Recent advances in weed control technology have changed how vegetational diversity can be managed in agroecosystems. This 2-yr study assessed the impact of altering the timing of herbicide application in herbicide-resistant field corn on the European corn borer, Ostrinia nubilalis (Hübner), and on the beneficial insects that prey on O. nubilalis egg masses. Treatments in this study were intended to allow weed presence in the field for varying periods of time, but control the weeds before crop yield was negatively impacted. Effects on O. nubilalis oviposition were assessed directly by counting egg masses and indirectly by assessing damage to corn stalks resulting from O. nubilalis infestations. The impact of weeds on the main generalist predators in this system was quantified through direct counts and predation trials on sentinel egg masses. In this study, altering the timing of herbicide application in herbicide-resistant field corn did not appear to affect the oviposition preference of O. nubilalis or the beneficial insects that prey on its egg masses. End-of-season stalk comparisons showed no differences in O. nubilalis infestation levels among the treatments. Predation on sentinel egg masses showed few significant differences among treatments, and predator densities were only rarely significantly different by treatment and showed no evident trends. Thus, our data suggest that under the conditions of this experiment, manipulating herbicide applications to minimize O. nubilalis damage is not a viable management technique in field corn.
You have requested a machine translation of selected content from our databases. This functionality is provided solely for your convenience and is in no way intended to replace human translation. Neither BioOne nor the owners and publishers of the content make, and they explicitly disclaim, any express or implied representations or warranties of any kind, including, without limitation, representations and warranties as to the functionality of the translation feature or the accuracy or completeness of the translations.

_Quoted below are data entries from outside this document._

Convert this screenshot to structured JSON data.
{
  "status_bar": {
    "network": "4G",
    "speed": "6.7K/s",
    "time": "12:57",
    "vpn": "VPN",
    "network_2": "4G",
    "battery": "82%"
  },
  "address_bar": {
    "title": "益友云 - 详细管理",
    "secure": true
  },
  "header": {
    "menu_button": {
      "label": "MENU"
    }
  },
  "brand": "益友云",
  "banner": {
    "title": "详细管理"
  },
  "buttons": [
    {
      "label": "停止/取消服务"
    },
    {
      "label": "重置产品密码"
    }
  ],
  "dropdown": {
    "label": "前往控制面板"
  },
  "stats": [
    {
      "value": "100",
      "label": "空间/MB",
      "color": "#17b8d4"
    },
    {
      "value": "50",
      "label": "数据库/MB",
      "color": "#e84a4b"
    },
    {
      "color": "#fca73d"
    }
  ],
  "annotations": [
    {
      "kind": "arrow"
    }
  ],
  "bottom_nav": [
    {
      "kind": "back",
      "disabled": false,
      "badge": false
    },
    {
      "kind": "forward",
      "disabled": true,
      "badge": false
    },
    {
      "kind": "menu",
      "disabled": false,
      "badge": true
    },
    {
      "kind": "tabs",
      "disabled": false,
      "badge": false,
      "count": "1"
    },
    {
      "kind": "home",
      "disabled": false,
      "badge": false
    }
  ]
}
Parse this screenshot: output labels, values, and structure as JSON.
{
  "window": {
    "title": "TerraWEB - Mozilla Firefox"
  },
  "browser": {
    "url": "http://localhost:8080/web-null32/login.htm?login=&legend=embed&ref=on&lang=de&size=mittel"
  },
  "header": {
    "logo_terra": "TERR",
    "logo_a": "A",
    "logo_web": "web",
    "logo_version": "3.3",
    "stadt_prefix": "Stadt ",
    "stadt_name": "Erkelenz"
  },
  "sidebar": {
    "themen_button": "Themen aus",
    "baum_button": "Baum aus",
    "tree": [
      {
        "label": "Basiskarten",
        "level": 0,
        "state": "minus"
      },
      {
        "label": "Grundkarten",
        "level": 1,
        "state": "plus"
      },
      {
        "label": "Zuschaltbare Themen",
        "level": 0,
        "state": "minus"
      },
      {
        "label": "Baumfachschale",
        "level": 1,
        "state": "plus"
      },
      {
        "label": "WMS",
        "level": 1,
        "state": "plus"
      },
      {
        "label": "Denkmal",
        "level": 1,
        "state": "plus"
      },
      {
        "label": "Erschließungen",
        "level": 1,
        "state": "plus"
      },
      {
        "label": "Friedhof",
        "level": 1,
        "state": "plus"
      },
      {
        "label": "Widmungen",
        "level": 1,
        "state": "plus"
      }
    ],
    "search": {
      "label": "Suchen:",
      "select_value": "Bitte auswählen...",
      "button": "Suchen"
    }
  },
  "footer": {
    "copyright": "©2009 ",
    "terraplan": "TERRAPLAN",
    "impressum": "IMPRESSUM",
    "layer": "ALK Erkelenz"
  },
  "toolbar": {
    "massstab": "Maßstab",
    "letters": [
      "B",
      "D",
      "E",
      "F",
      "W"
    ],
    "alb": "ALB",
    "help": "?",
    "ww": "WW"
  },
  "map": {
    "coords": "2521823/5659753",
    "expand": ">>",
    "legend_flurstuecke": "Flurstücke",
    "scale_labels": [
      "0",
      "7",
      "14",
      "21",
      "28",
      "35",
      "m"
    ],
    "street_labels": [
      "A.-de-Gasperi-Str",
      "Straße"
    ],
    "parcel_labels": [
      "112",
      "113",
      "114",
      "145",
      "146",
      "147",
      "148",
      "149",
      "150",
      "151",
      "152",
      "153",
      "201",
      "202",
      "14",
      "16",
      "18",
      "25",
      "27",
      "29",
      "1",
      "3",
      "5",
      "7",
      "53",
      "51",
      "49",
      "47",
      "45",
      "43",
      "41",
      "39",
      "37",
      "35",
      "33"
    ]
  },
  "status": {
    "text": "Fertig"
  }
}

Translations are not retained in our system. Your use of this feature and the translations is subject to all use restrictions contained in the Terms and Conditions of Use of the BioOne website.